Residents of our famously sunken Mission District well know that even a light rain like last April’s backs up sewer pipes, flooding homes and businesses with disgusting sludge. Imagine then the damage of heavier rains of winter. Yet city planners are readying to build an affordable housing structure, playground and park at 17th and Folsom streets, which is, according to the SFWeekly, basically a bowl to which all water will flow. “It is an area where tidal flows naturally want to accumulate, as water flows there from across the city,” PUC official Karen Kubick confirmed on SFGate. And the Weekly warns that the development “is not currently designed to handle rainwater runoff.” Add to the conundrum basic topography: Part of the Mission Creek watershed, “some cartographers believe this area was a lagoon or at least marshland when the Spanish settled San Francisco in the 18th century.” Given that that actually solving the structural problems that cause this flooding would take ten years and millions of dollars, how will SF handle it when what is now a parking lot becomes a location for families and kids to live and play? We’re hoping future residents of 17th and Folsom got life jackets for Christmas… (more)

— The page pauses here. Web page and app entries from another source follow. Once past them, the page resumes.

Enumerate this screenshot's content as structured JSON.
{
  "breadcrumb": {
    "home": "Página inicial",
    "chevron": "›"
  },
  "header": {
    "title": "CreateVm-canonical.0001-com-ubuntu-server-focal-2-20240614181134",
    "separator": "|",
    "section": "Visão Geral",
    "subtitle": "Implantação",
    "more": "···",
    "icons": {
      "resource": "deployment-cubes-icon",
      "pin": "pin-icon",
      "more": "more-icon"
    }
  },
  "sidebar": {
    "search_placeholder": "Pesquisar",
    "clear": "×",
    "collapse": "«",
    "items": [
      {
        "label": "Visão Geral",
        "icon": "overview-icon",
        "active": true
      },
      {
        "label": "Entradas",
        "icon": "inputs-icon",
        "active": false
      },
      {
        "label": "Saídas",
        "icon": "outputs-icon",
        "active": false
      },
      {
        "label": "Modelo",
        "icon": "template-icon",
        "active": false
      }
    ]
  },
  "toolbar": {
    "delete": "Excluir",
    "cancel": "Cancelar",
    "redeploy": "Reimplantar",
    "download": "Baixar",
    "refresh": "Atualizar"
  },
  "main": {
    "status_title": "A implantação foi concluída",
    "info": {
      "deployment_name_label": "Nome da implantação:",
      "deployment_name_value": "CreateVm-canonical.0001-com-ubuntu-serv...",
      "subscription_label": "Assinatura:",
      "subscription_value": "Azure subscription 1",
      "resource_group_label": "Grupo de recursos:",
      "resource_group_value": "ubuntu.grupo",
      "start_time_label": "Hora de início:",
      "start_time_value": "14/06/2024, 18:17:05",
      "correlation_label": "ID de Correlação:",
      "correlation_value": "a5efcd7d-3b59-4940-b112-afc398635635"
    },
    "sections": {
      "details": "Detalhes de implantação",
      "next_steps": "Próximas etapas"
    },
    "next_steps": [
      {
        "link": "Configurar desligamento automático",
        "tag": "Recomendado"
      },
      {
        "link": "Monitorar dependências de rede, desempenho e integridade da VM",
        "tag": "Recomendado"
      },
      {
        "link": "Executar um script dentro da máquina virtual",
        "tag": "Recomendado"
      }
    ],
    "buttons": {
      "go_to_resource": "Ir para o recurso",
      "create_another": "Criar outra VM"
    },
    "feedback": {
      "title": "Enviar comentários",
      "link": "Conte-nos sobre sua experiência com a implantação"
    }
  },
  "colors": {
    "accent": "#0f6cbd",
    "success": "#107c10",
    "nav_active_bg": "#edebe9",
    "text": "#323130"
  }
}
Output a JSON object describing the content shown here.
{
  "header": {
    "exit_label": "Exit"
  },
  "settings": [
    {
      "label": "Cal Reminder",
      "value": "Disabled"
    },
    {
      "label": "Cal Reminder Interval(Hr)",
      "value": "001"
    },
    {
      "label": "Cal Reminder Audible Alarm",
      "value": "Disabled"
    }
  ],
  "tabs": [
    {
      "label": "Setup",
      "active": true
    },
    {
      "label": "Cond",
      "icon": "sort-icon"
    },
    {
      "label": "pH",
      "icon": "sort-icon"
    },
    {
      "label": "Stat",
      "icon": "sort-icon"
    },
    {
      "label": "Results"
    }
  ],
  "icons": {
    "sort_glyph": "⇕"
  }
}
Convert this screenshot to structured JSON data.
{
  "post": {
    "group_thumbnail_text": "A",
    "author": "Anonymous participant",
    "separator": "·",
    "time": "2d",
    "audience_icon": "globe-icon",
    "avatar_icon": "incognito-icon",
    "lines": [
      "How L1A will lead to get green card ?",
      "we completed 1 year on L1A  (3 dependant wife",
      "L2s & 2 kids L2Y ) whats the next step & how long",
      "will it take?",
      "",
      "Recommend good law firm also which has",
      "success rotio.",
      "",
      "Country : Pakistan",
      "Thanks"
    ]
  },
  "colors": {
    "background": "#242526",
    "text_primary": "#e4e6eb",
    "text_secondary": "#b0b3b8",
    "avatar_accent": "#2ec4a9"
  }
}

RELATED:
Mission District Flooding: I’m Used to It : [SF Gate]
That Sinking Feeling: Mission Parks Have a Water Problem : [SF Weekly]
Arguing About Fences : [CurbedSF]

Wow! If every there was an off topic subject that interests the people in the Mission District, this has got to be it. We have been disputing this park because it will eliminate parking spots, but now we have a much more serious issue to consider. Were any EIR studies were done regarding the famous Folsom floods?